**AIM OF THE EXERCISE**. Every line of the listing below should be written out exactly, minus its pictures.

**MATERIAL SHOWN**.
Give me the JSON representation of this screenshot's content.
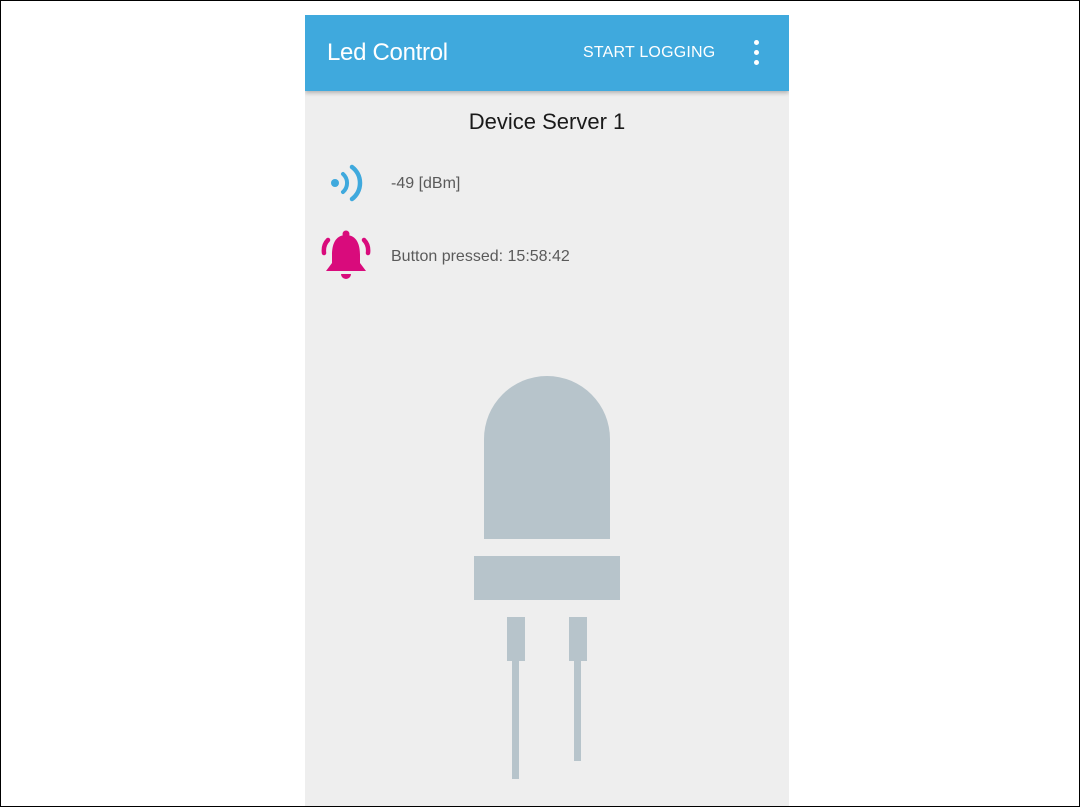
{
  "appbar": {
    "title": "Led Control",
    "action_label": "START LOGGING",
    "overflow_icon": "more-vert-icon",
    "color": "#3fa9dd"
  },
  "device": {
    "title": "Device Server 1"
  },
  "signal": {
    "icon": "signal-strength-icon",
    "text": "-49 [dBm]",
    "color": "#3fa9dd"
  },
  "alarm": {
    "icon": "bell-ringing-icon",
    "text": "Button pressed: 15:58:42",
    "color": "#d90b7c"
  },
  "led": {
    "icon": "led-icon",
    "state": "off",
    "color": "#b7c4cb"
  }
}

**SOLUTION TO THIS TASK**.
Give me the JSON representation of this screenshot's content.
{
  "appbar": {
    "title": "Led Control",
    "action_label": "START LOGGING",
    "overflow_icon": "more-vert-icon",
    "color": "#3fa9dd"
  },
  "device": {
    "title": "Device Server 1"
  },
  "signal": {
    "icon": "signal-strength-icon",
    "text": "-49 [dBm]",
    "color": "#3fa9dd"
  },
  "alarm": {
    "icon": "bell-ringing-icon",
    "text": "Button pressed: 15:58:42",
    "color": "#d90b7c"
  },
  "led": {
    "icon": "led-icon",
    "state": "off",
    "color": "#b7c4cb"
  }
}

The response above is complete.